A couple of
recent messages to the chat line expressed disappointment at the lack of
waterbirds (numbers and variety) at Lake Bathurst (Morass) [B] and Lake George [G] although both lakes have partially
re-filled. Let?s put this into perspective: What happens or doesn?t happen at
those lakes is not just determined by local conditions but also by events
hundreds or thousands of kilometers away.
If B & G
hold water during periods of drought in inland Australia, they
become important refuges for many species of waterbirds which can congregate in
large numbers, as COG?s past surveys have shown. However, with inland
Australia currently experiencing an
exceptional boom - lakes are filling and creeks and rivers are running - many
waterbirds have ?moved to where the action is? and aim to breed there rather
than populating our local lakes.
matters can be even a bit more complex: At the first flooding of dry water
bodies many nutrients are released, and birds may take advantage of this
situation. There were certainly more waterbirds when B & G held water for

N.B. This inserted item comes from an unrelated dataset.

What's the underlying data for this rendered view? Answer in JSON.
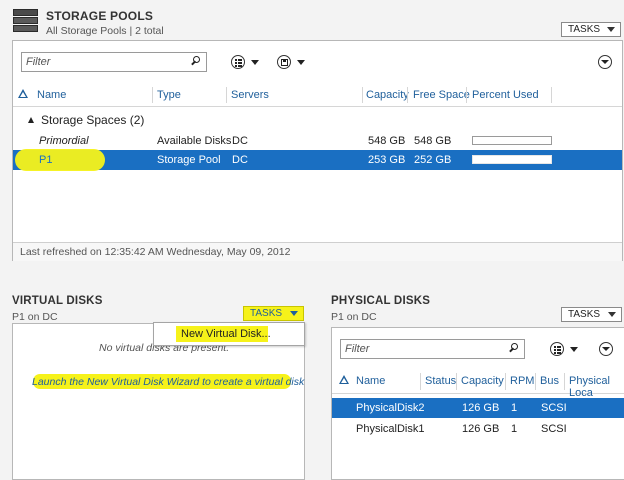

the first time earlier this year than there are now.
we are lucky enough that B & G will fill further and retain their water, we
will probably see an increase in waterbird numbers and species, but just not
correction: In yesterday?s message about our efforts to get access to the shores
of Lake George through local landholders, I
wrongly stated it is the ?western? side of the lake, however, it should have
read the ?eastern? shore.